Tyler Cowen’s Big Business: A Love Letter to an American Anti-Hero (St. Martin’s, 2019) makes a case even for Big Tech: Seems to me the power of the biggest should set into motion the gears of anti-trust action. David Bahnsen argues The Case for Dividend Growth (Post Hill, 2019).
On the Edge of Infinity (Ignatius, 2019) is Clemens Cavallin’s biography of a great Canadian writer, Michael O’Brien. Cavallin describes O’Brien’s conversion experience at age 21 and his crisis at age 34. He also shows the background to O’Brien’s greatest work, Island of the World, and the development of his Father Elijah novels, which feature a Jewish-turned-Christian protagonist and a cultured Antichrist. Speaking of great literature, Anthony Verity’s new translation of Homer’s The Odyssey (Oxford, 2016) makes it come alive.
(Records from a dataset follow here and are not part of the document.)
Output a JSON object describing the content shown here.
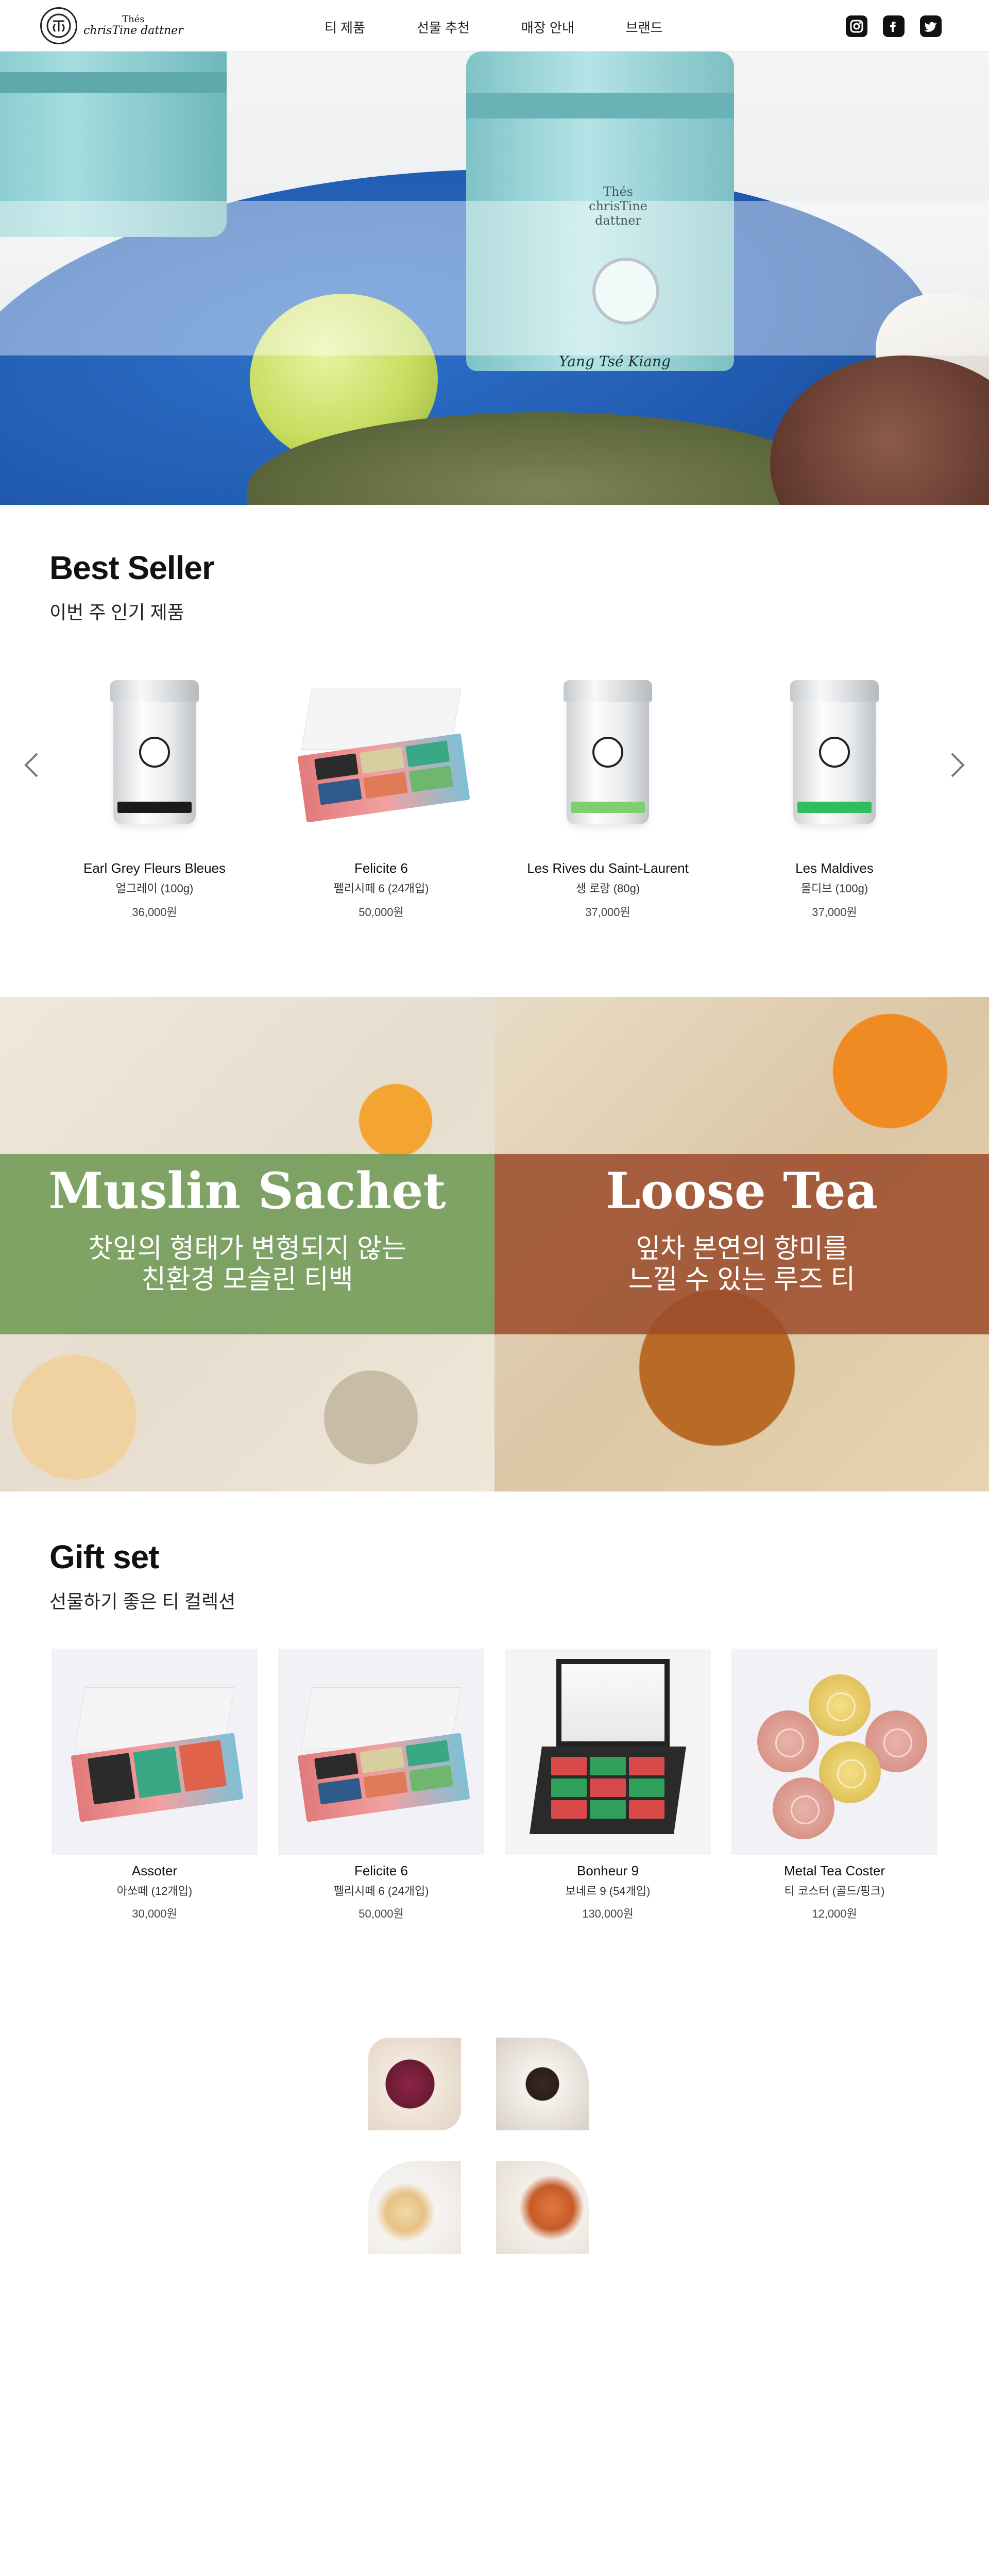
{
  "header": {
    "logo_text_1": "Thés",
    "logo_text_2": "chrisTine dattner",
    "nav": [
      "티 제품",
      "선물 추천",
      "매장 안내",
      "브랜드"
    ],
    "social": [
      "instagram-icon",
      "facebook-icon",
      "twitter-icon"
    ]
  },
  "hero": {
    "tin_brand": "Thés chrisTine dattner",
    "tin_label": "Yang Tsé Kiang"
  },
  "best_seller": {
    "title": "Best Seller",
    "subtitle": "이번 주 인기 제품",
    "products": [
      {
        "name": "Earl Grey Fleurs Bleues",
        "kname": "얼그레이 (100g)",
        "price": "36,000원",
        "label_color": "#1a1a1a"
      },
      {
        "name": "Felicite 6",
        "kname": "펠리시떼 6 (24개입)",
        "price": "50,000원"
      },
      {
        "name": "Les Rives du Saint-Laurent",
        "kname": "생 로랑 (80g)",
        "price": "37,000원",
        "label_color": "#7fcf6e"
      },
      {
        "name": "Les Maldives",
        "kname": "몰디브 (100g)",
        "price": "37,000원",
        "label_color": "#2fbf5a"
      }
    ]
  },
  "banners": {
    "left": {
      "title": "Muslin Sachet",
      "sub_line1": "찻잎의 형태가 변형되지 않는",
      "sub_line2": "친환경 모슬린 티백",
      "overlay": "#6f9a55"
    },
    "right": {
      "title": "Loose Tea",
      "sub_line1": "잎차 본연의 향미를",
      "sub_line2": "느낄 수 있는 루즈 티",
      "overlay": "#9b4a2a"
    }
  },
  "gift_set": {
    "title": "Gift set",
    "subtitle": "선물하기 좋은 티 컬렉션",
    "items": [
      {
        "name": "Assoter",
        "kname": "아쏘떼 (12개입)",
        "price": "30,000원"
      },
      {
        "name": "Felicite 6",
        "kname": "펠리시떼 6 (24개입)",
        "price": "50,000원"
      },
      {
        "name": "Bonheur 9",
        "kname": "보네르 9 (54개입)",
        "price": "130,000원"
      },
      {
        "name": "Metal Tea Coster",
        "kname": "티 코스터 (골드/핑크)",
        "price": "12,000원"
      }
    ]
  }
}
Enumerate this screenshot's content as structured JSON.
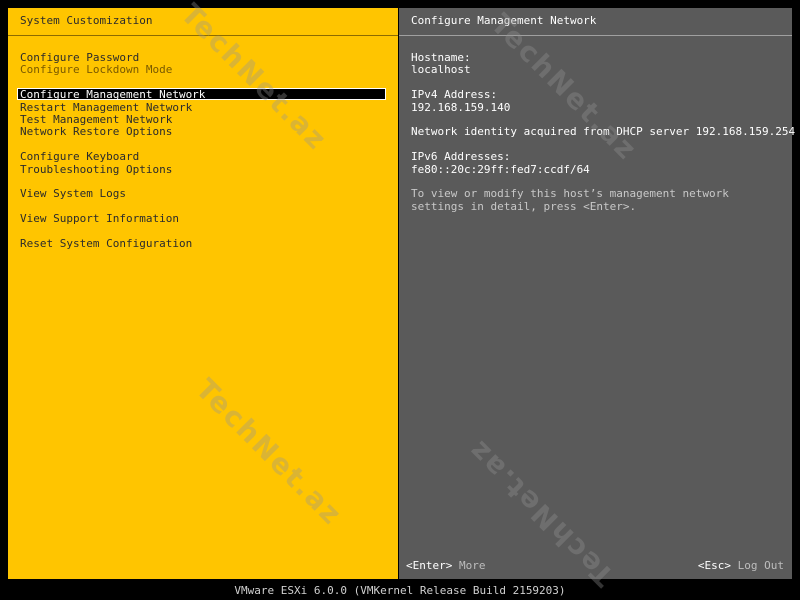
{
  "left_pane": {
    "title": "System Customization",
    "menu": [
      {
        "label": "Configure Password",
        "state": "normal",
        "group_start": false
      },
      {
        "label": "Configure Lockdown Mode",
        "state": "disabled",
        "group_start": false
      },
      {
        "label": "Configure Management Network",
        "state": "selected",
        "group_start": true
      },
      {
        "label": "Restart Management Network",
        "state": "normal",
        "group_start": false
      },
      {
        "label": "Test Management Network",
        "state": "normal",
        "group_start": false
      },
      {
        "label": "Network Restore Options",
        "state": "normal",
        "group_start": false
      },
      {
        "label": "Configure Keyboard",
        "state": "normal",
        "group_start": true
      },
      {
        "label": "Troubleshooting Options",
        "state": "normal",
        "group_start": false
      },
      {
        "label": "View System Logs",
        "state": "normal",
        "group_start": true
      },
      {
        "label": "View Support Information",
        "state": "normal",
        "group_start": true
      },
      {
        "label": "Reset System Configuration",
        "state": "normal",
        "group_start": true
      }
    ]
  },
  "right_pane": {
    "title": "Configure Management Network",
    "hostname_label": "Hostname:",
    "hostname_value": "localhost",
    "ipv4_label": "IPv4 Address:",
    "ipv4_value": "192.168.159.140",
    "dhcp_note": "Network identity acquired from DHCP server 192.168.159.254",
    "ipv6_label": "IPv6 Addresses:",
    "ipv6_value": "fe80::20c:29ff:fed7:ccdf/64",
    "hint": "To view or modify this host’s management network settings in detail, press <Enter>."
  },
  "footer": {
    "enter_key": "<Enter>",
    "enter_action": "More",
    "esc_key": "<Esc>",
    "esc_action": "Log Out"
  },
  "statusbar": {
    "text": "VMware ESXi 6.0.0 (VMKernel Release Build 2159203)"
  },
  "watermark": {
    "text": "TechNet.az"
  },
  "colors": {
    "left_pane_bg": "#ffc500",
    "right_pane_bg": "#5a5a5a",
    "screen_bg": "#000000"
  }
}
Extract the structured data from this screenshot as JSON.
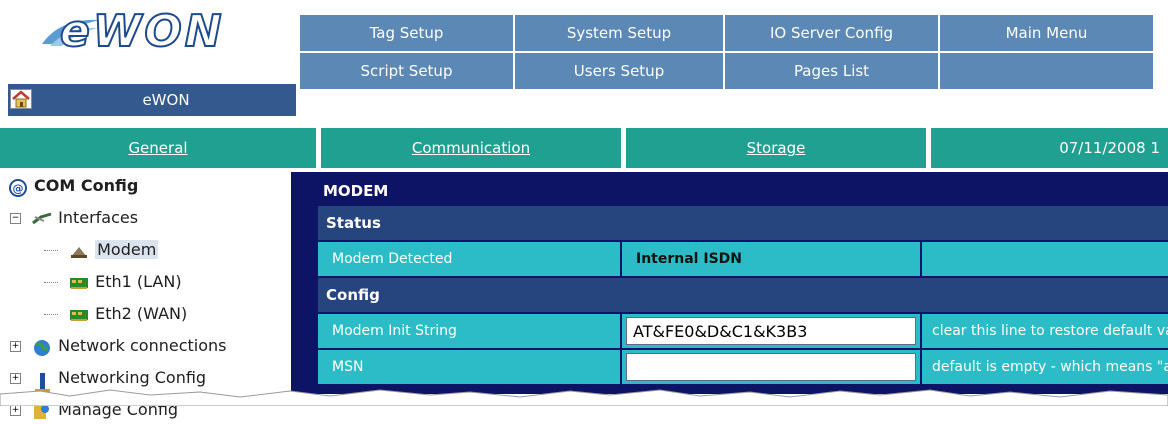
{
  "logo": {
    "text": "eWON"
  },
  "home": {
    "label": "eWON"
  },
  "top_menu": {
    "row1": [
      "Tag Setup",
      "System Setup",
      "IO Server Config",
      "Main Menu"
    ],
    "row2": [
      "Script Setup",
      "Users Setup",
      "Pages List",
      ""
    ]
  },
  "tabs": [
    "General",
    "Communication",
    "Storage",
    "07/11/2008 1"
  ],
  "tree": {
    "root": "COM Config",
    "interfaces": "Interfaces",
    "modem": "Modem",
    "eth1": "Eth1 (LAN)",
    "eth2": "Eth2 (WAN)",
    "network_connections": "Network connections",
    "networking_config": "Networking Config",
    "manage_config": "Manage Config"
  },
  "panel": {
    "title": "MODEM",
    "status_heading": "Status",
    "config_heading": "Config",
    "rows": {
      "modem_detected": {
        "label": "Modem Detected",
        "value": "Internal ISDN"
      },
      "init_string": {
        "label": "Modem Init String",
        "value": "AT&FE0&D&C1&K3B3",
        "note": "clear this line to restore default va"
      },
      "msn": {
        "label": "MSN",
        "value": "",
        "note": "default is empty - which means \"al"
      }
    }
  },
  "colors": {
    "menu_blue": "#5b88b5",
    "tab_green": "#20a090",
    "panel_navy": "#0d1465",
    "row_cyan": "#2cbcc8",
    "section_blue": "#26447e"
  },
  "icons": [
    "home-icon",
    "at-icon",
    "network-cable-icon",
    "modem-icon",
    "ethernet-card-icon",
    "globe-icon",
    "network-tower-icon",
    "manage-config-icon",
    "tree-expand-icon"
  ]
}
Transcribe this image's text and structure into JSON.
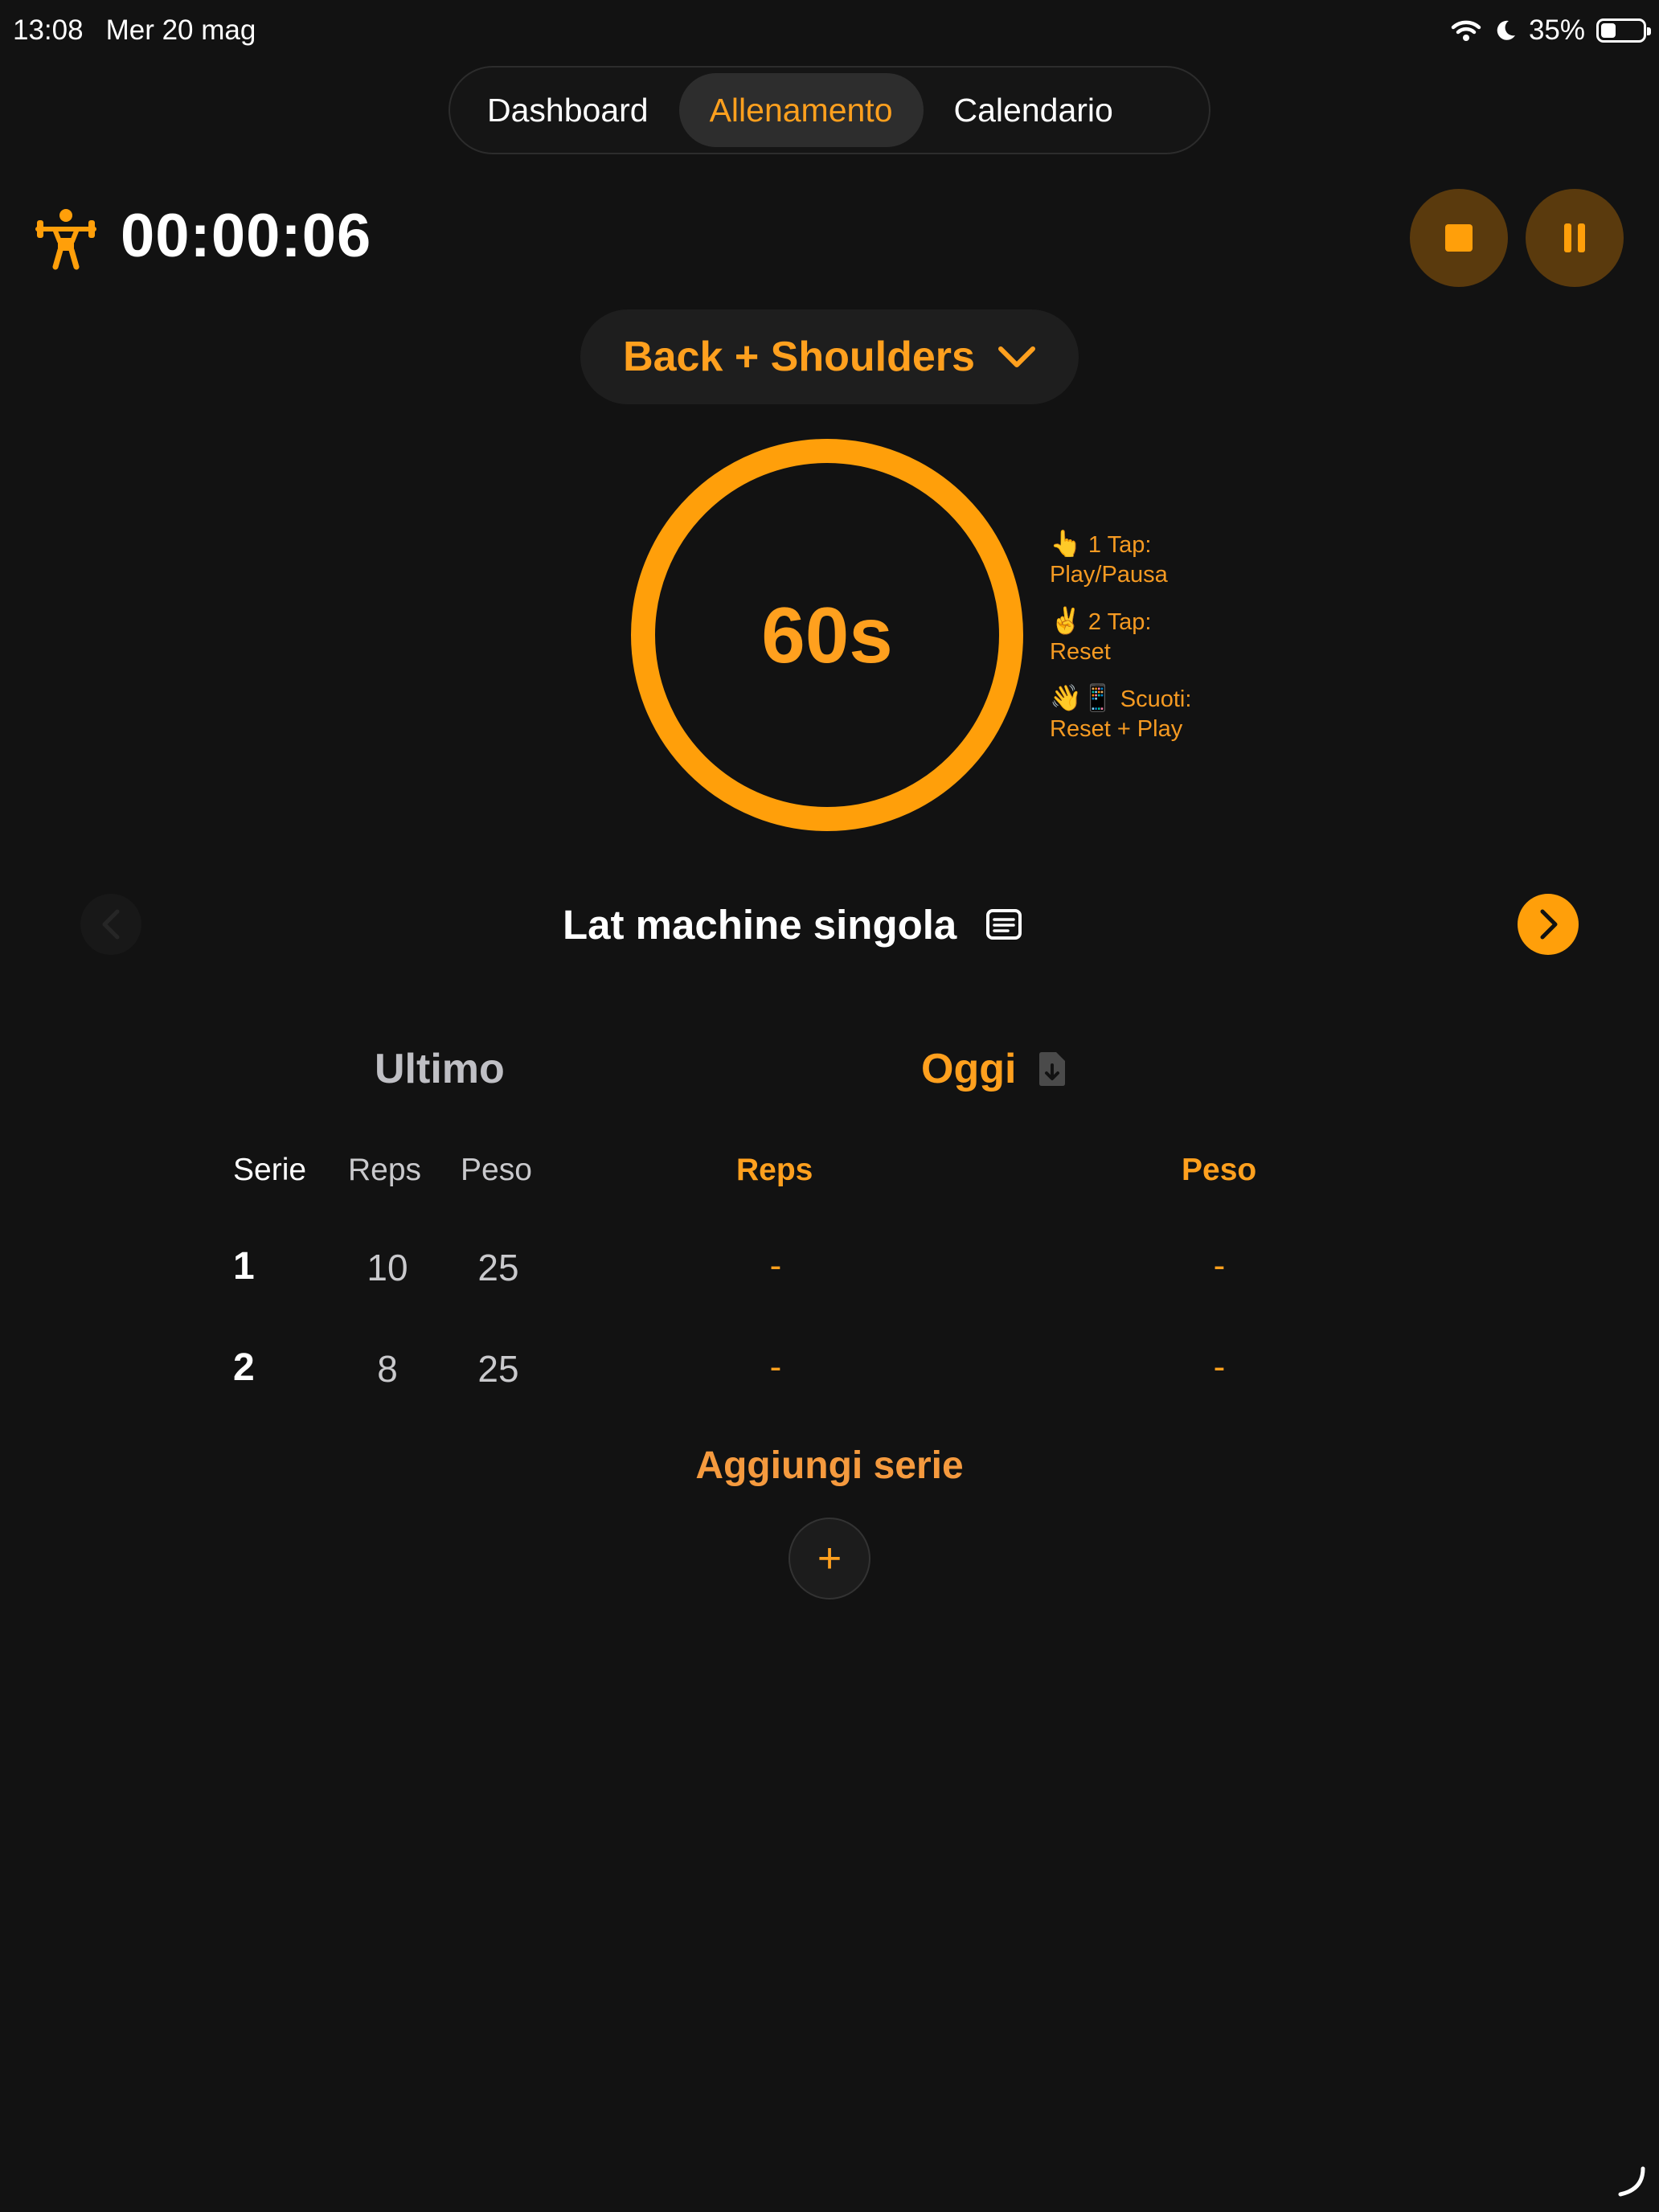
{
  "status_bar": {
    "time": "13:08",
    "date": "Mer 20 mag",
    "battery": "35%",
    "battery_level": 0.35
  },
  "tabs": [
    {
      "label": "Dashboard",
      "active": false
    },
    {
      "label": "Allenamento",
      "active": true
    },
    {
      "label": "Calendario",
      "active": false
    }
  ],
  "session": {
    "elapsed": "00:00:06"
  },
  "workout": {
    "name": "Back + Shoulders"
  },
  "rest_timer": {
    "display": "60s",
    "hints": [
      {
        "emoji": "👆",
        "title": "1 Tap:",
        "action": "Play/Pausa"
      },
      {
        "emoji": "✌️",
        "title": "2 Tap:",
        "action": "Reset"
      },
      {
        "emoji": "👋📱",
        "title": "Scuoti:",
        "action": "Reset + Play"
      }
    ]
  },
  "exercise": {
    "name": "Lat machine singola"
  },
  "last": {
    "title": "Ultimo",
    "headers": {
      "set": "Serie",
      "reps": "Reps",
      "weight": "Peso"
    },
    "rows": [
      {
        "set": "1",
        "reps": "10",
        "weight": "25"
      },
      {
        "set": "2",
        "reps": "8",
        "weight": "25"
      }
    ]
  },
  "today": {
    "title": "Oggi",
    "headers": {
      "reps": "Reps",
      "weight": "Peso"
    },
    "rows": [
      {
        "reps": "-",
        "weight": "-"
      },
      {
        "reps": "-",
        "weight": "-"
      }
    ]
  },
  "add_set": {
    "label": "Aggiungi serie",
    "button": "+"
  },
  "colors": {
    "accent": "#ffa01e",
    "background": "#121212",
    "button_dark": "#5a3a0d"
  }
}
Mike Chase’s How to Become a Federal Criminal (Atria, 2019) is an amusing look at the enormous volume of laws of which we might run afoul. Among the potential routes to jail: wearing a postal uniform if you aren’t a postal worker, threatening a clown, mailing a miniature spoon, running a mail-order dentures business, shooting a Canada goose from a sailboat if the sails are unfurled, importing a pregnant polar bear, selling a 24-pound can of spinach containing more than 12 millimeters of caterpillar, selling a bottle of wine with “zombie” in its name, gesturing to a horse in a national park in a way a “reasonably prudent” person would not, moving a table on federal land, or giving your boat to a pirate. —M.O.